I struggle with this, and I'm sure I'm not the only one who has these questions.

If I conclude that I was meant to have my specific parents, and all that that implies (for part of the implication is surely that I somehow would need my mother to ruin our family and bring my stepfather into my life), does it also mean there is no blame to be assigned for anything?

If there was a pathway marked out for me before the beginning of time, would I have ended up on it through some other means, or was sexual abuse the only door through which I could enter into my personal journey?

What of my abusers, I wonder. Are they still just as guilty as ever even if my journey through life was meant to take me through that particular wilderness of sorrow?

I think sometimes that if I hadn't experienced the depths of fear, sorrow and shame which have been my lot I would not have been able to reach out to some who have expressed to me that my words, written or spoken, have been such an encouragement to them. The fact is, I'm who I am today mainly because of the trauma of my childhood.

If I was meant to have my particular set of parents then it follows that my sons were meant to have me as their mother. And in order for me to be who they needed me to be, I had to take the route through life which in fact I did take.  The sum total of who I am: the bumblings, the weaknesses, fears, mistakes, stubbornessess, etc. were the good and bad qualities which would somehow impact my sons' lives a certain way.

I am still responsible, it would seem, for everything I've done. That only seems right. I can't imagine that I am to be immune from all accountability, yet my parents aren't, or their parents before them. We are all either responsible or no one is.

I find this subject at turns intriguing, frustrating, and to some extent sorrow producing. There have been times I've fervently wished I had been given a different mother. When I see a loving, gentle mother who is fully engaged in her life, and the lives of her children, something within stirs with wistfulness.
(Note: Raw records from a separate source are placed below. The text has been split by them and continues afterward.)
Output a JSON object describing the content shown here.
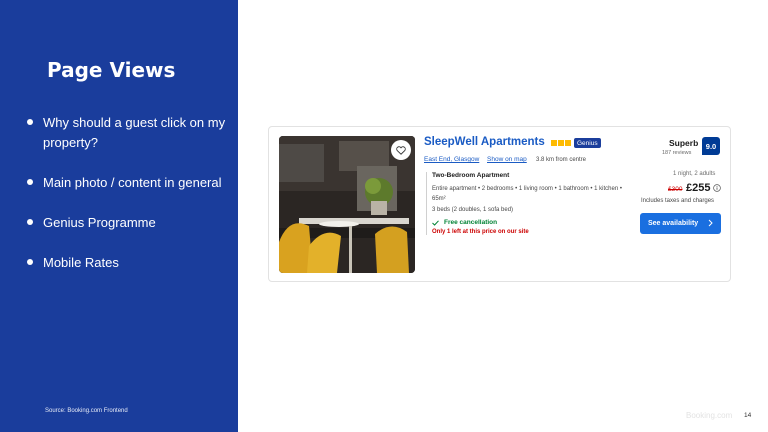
{
  "slide": {
    "title": "Page Views",
    "bullets": [
      "Why should a guest click on my property?",
      "Main photo / content in general",
      "Genius Programme",
      "Mobile Rates"
    ],
    "source": "Source: Booking.com Frontend",
    "brand": "Booking.com",
    "page_number": "14"
  },
  "card": {
    "property_name": "SleepWell Apartments",
    "stars": 3,
    "genius_label": "Genius",
    "location": "East End, Glasgow",
    "show_on_map": "Show on map",
    "distance": "3.8 km from centre",
    "room_type": "Two-Bedroom Apartment",
    "room_desc": "Entire apartment • 2 bedrooms • 1 living room • 1 bathroom • 1 kitchen • 65m²",
    "beds": "3 beds (2 doubles, 1 sofa bed)",
    "free_cancellation": "Free cancellation",
    "scarcity": "Only 1 left at this price on our site",
    "review_word": "Superb",
    "review_count": "187 reviews",
    "score": "9.0",
    "stay_info": "1 night, 2 adults",
    "old_price": "£300",
    "new_price": "£255",
    "tax_note": "Includes taxes and charges",
    "availability_button": "See availability"
  },
  "colors": {
    "panel_blue": "#1a3d9c",
    "link_blue": "#1a5bc4",
    "button_blue": "#1a6fe0",
    "score_blue": "#003b95",
    "star_yellow": "#febb02",
    "green": "#008234",
    "red": "#cc0000"
  },
  "icons": [
    "heart-icon",
    "star-icon",
    "check-icon",
    "info-icon",
    "chevron-right-icon"
  ]
}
When I hear someone describe her mother as her best friend, I find it at first laughable, comic even, until it isn't. Until the pain of not having that hits me hard. When someone who has lost a beloved mother expresses how much she is missed, I have no reference point for that. I can't even compare it to losing my dad because a mother is not a father. There is a difference in the roles they play in our lives, and in how we respond to and interact with them.

So. Did I end up with the parents I was meant to have? Or do we each just scrape along as best we can with what we're given, and some of us are blessed and got really good parents, but some had the cards stacked against them from day one? I had 7 years as the apple of my father's eye, but so many kids never even had that. Why? My younger siblings never had a loving father. They had the same abuses I did, but they weren't preceded by years of being absolutely adored.
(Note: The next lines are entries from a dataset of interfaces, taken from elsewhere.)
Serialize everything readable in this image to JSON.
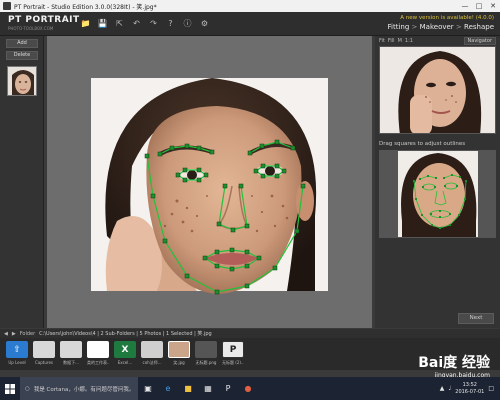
{
  "window": {
    "title": "PT Portrait - Studio Edition 3.0.0(328It) - 笑.jpg*",
    "minimize_icon": "minimize-icon",
    "maximize_icon": "maximize-icon",
    "close_icon": "close-icon"
  },
  "header": {
    "logo_name": "PT PORTRAIT",
    "logo_site": "PHOTO-TOOLBOX.COM",
    "update_notice": "A new version is available! (4.0.0)",
    "steps": [
      "Fitting",
      "Makeover",
      "Reshape"
    ],
    "toolbar_icons": [
      "open-folder-icon",
      "save-icon",
      "share-icon",
      "undo-icon",
      "redo-icon",
      "help-icon",
      "info-icon",
      "settings-icon"
    ]
  },
  "left_panel": {
    "add_label": "Add",
    "delete_label": "Delete"
  },
  "navigator": {
    "fit_label": "Fit",
    "fill_label": "Fill",
    "mode_label": "M",
    "zoom_label": "1:1",
    "select_label": "Navigator"
  },
  "outline": {
    "hint": "Drag squares to adjust outlines"
  },
  "next_label": "Next",
  "folder_bar": {
    "label": "Folder",
    "path": "C:\\Users\\john\\Videos\\4 | 2 Sub-Folders | 5 Photos | 1 Selected | 笑.jpg"
  },
  "strip": [
    {
      "label": "Up Level",
      "color": "#2b7bd1"
    },
    {
      "label": "Captures",
      "color": "#d8d8d8"
    },
    {
      "label": "数据下...",
      "color": "#d8d8d8"
    },
    {
      "label": "类的工作表...",
      "color": "#ffffff"
    },
    {
      "label": "Excel...",
      "color": "#1f7a3f"
    },
    {
      "label": "coh法师...",
      "color": "#cfcfcf"
    },
    {
      "label": "笑.jpg",
      "color": "#caa58a"
    },
    {
      "label": "无标题.png",
      "color": "#555"
    },
    {
      "label": "无标题 (2)...",
      "color": "#eaeaea"
    }
  ],
  "taskbar": {
    "search_text": "我是 Cortana，小娜。有问题尽管问我。",
    "time": "13:52",
    "date": "2016-07-01"
  },
  "watermark": {
    "brand": "Bai度 经验",
    "site": "jingyan.baidu.com"
  }
}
I am still far from concluding anything regarding this subject. I suppose in the end it doesn't matter either way, for my life has gone the way it's gone and nothing can be changed.

Still, I can't help but wonder . . .